Possible? Yes, but I find it difficult to imagine more than a one-game suspension because of how he behaved, it was clearly not intentional, he knew what he had done right away and the result wasn't bad (though it could have been).
Unless there's an automatic element to that kind of red card becoming a 2-game suspension, I don't see it happening.
On another note, one thing to consider is how much work Brazil is doing to make up for being a man down. The next match, if we close this out, is Monday, only 2 days rest.
Oh la laaaa, Brasil could have ended this right there!
Anyway, a win is a win
Achei o lance do Jesus pra amarelo ….
Brazil hangs in there and survives being down to 10 men thanks to Gabriel Jesus' karate kick.

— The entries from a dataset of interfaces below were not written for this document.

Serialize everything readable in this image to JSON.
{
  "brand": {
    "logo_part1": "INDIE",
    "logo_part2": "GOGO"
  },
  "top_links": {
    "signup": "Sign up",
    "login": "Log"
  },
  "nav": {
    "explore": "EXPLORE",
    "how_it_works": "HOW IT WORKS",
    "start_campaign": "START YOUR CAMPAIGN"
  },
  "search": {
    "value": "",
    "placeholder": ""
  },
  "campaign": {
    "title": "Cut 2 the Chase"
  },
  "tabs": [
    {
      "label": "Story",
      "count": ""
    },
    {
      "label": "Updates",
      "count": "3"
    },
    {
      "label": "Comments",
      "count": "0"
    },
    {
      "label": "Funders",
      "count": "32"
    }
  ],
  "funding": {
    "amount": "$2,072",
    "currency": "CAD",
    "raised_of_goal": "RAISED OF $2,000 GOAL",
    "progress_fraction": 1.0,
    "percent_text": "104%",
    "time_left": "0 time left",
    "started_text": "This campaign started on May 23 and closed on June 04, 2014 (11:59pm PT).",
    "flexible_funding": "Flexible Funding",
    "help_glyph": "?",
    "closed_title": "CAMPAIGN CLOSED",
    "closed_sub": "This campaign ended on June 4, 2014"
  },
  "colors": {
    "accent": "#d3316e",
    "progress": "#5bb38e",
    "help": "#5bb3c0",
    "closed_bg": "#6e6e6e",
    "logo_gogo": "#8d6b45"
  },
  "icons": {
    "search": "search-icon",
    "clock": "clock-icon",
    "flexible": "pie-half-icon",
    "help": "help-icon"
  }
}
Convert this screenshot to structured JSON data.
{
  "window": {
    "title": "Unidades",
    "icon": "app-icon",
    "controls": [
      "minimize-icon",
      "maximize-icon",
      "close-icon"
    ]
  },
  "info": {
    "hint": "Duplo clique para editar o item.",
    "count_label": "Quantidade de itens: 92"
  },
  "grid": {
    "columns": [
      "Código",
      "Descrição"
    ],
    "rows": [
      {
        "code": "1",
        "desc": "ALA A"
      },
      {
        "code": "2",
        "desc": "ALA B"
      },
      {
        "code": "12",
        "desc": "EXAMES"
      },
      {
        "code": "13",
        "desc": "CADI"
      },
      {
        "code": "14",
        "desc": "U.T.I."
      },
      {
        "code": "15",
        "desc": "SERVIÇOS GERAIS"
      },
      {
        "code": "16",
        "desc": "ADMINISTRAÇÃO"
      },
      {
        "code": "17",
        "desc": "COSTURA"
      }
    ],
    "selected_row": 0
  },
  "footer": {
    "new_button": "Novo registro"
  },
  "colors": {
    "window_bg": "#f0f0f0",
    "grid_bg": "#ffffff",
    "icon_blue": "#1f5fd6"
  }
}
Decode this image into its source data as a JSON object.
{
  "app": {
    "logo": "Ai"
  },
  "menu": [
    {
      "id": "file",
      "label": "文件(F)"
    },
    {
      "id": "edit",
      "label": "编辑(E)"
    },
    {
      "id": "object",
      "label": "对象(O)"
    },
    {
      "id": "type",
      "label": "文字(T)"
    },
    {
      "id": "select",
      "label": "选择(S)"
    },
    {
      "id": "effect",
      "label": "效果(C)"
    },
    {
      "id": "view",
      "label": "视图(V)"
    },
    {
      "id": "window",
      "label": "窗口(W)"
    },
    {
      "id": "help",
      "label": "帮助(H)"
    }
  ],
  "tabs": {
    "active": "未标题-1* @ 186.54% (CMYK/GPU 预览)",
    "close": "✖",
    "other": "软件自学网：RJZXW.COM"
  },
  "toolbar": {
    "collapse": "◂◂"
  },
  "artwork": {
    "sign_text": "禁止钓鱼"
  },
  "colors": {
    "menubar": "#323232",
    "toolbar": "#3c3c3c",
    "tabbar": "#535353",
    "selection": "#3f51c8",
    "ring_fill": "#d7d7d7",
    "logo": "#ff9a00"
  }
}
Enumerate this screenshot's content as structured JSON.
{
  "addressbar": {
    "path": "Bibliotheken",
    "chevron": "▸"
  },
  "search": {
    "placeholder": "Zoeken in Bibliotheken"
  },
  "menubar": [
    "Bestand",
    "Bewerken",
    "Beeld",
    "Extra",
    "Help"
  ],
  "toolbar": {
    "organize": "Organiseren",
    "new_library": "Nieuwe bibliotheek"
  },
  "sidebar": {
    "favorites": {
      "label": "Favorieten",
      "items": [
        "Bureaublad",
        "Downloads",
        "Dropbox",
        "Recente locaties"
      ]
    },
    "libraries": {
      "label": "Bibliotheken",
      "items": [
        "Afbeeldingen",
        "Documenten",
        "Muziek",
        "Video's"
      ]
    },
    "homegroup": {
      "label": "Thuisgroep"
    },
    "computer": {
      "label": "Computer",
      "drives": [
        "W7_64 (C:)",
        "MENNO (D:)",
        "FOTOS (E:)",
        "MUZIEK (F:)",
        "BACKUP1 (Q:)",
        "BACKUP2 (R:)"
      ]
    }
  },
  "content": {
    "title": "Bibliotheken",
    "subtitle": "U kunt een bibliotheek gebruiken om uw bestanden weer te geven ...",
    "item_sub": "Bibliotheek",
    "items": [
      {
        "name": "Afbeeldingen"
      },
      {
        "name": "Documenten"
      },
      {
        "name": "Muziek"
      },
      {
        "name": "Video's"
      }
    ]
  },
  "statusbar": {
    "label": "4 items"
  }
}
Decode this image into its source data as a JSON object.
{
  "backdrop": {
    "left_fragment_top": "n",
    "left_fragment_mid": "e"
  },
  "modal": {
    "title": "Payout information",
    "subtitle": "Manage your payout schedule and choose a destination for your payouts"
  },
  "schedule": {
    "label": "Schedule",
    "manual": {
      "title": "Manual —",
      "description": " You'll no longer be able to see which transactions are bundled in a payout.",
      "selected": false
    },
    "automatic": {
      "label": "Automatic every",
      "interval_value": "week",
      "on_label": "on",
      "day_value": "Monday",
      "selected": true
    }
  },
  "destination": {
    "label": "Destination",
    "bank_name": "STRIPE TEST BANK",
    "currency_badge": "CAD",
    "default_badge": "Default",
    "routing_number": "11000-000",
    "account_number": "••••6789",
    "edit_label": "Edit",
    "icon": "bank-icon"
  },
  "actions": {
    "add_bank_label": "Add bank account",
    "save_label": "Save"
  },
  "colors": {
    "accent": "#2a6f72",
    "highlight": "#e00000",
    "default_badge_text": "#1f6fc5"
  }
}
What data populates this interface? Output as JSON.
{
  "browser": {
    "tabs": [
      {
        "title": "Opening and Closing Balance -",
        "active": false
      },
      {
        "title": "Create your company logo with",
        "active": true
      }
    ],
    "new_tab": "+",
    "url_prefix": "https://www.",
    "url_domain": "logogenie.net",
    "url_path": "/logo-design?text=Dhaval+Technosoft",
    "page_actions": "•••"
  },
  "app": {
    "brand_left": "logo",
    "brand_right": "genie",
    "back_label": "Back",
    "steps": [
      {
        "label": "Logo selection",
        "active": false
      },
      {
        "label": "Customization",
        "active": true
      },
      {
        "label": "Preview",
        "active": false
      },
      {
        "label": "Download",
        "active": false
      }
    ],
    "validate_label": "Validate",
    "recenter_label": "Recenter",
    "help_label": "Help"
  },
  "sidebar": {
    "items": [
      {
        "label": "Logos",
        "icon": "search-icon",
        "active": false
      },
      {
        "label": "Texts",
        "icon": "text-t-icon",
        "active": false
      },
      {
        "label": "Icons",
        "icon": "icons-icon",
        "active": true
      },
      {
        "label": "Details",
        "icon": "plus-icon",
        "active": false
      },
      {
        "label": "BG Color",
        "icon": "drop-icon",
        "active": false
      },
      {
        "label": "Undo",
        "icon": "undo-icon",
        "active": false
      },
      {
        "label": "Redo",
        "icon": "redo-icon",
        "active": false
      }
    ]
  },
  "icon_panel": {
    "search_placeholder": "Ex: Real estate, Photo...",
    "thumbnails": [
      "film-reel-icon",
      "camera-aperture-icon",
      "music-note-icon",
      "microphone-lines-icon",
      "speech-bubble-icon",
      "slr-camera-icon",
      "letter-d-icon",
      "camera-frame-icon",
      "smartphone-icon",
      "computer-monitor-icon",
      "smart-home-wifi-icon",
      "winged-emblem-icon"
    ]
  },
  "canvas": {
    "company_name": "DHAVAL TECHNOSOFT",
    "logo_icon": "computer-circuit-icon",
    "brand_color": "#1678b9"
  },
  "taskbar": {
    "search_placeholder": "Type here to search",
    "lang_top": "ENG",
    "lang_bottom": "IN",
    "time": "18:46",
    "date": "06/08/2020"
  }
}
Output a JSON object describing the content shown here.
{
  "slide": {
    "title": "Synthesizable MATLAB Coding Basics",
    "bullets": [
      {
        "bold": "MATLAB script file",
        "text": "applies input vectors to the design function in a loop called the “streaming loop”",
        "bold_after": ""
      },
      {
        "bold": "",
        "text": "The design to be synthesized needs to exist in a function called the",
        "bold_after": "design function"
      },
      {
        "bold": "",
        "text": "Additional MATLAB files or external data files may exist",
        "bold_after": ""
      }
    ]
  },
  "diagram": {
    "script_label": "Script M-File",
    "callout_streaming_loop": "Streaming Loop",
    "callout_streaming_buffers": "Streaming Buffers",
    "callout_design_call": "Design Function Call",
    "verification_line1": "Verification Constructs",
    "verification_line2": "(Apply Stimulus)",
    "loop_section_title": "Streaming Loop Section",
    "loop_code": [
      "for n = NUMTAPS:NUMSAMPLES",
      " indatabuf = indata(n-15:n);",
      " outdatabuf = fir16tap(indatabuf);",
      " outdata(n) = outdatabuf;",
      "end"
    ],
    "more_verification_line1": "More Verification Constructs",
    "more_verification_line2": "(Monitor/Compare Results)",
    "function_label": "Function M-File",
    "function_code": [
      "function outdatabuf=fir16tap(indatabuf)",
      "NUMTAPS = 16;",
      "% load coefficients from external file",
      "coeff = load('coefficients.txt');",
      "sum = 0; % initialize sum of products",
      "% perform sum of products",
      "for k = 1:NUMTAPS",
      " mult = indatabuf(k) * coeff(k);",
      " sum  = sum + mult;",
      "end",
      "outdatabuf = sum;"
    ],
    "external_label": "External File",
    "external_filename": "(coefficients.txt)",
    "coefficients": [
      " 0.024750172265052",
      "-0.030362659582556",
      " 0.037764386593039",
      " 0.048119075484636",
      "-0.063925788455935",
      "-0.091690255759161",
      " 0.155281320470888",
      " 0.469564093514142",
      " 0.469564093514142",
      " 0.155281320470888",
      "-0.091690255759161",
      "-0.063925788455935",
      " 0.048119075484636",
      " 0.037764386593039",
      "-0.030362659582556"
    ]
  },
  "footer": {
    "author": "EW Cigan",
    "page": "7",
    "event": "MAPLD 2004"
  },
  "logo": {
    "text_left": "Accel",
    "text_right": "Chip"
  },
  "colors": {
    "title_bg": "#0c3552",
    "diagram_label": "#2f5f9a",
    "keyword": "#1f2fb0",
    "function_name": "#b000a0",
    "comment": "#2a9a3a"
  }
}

We're fortunate for Lucas Paquetá's goal, which resulted from a great series of quick passes.
Credit to the team for adjusting given the formation Chile sent its starting XI with made Brazil's playmaking difficult and which gave the visitors an advantage of ball possession in the first half.
This may be the final showing for the handful of Chileans who lifted the trophy 6 years ago in Santiago and who played Brazil tonight. It was a historic run for a team that won two Copas América within a bit more than a 1-year period. I never thought this Chile would have been left out of the 2018 World Cup - I wonder how well this generation would have done.
Peru up next - a team which Brazil faced twice in the 2019 tournament and which is only one of three teams which defeated Brazil during the Tite era, and which showed today it's got plenty of fighting spirit (as did Paraguay, but the Peruvians were better from the penalty spot).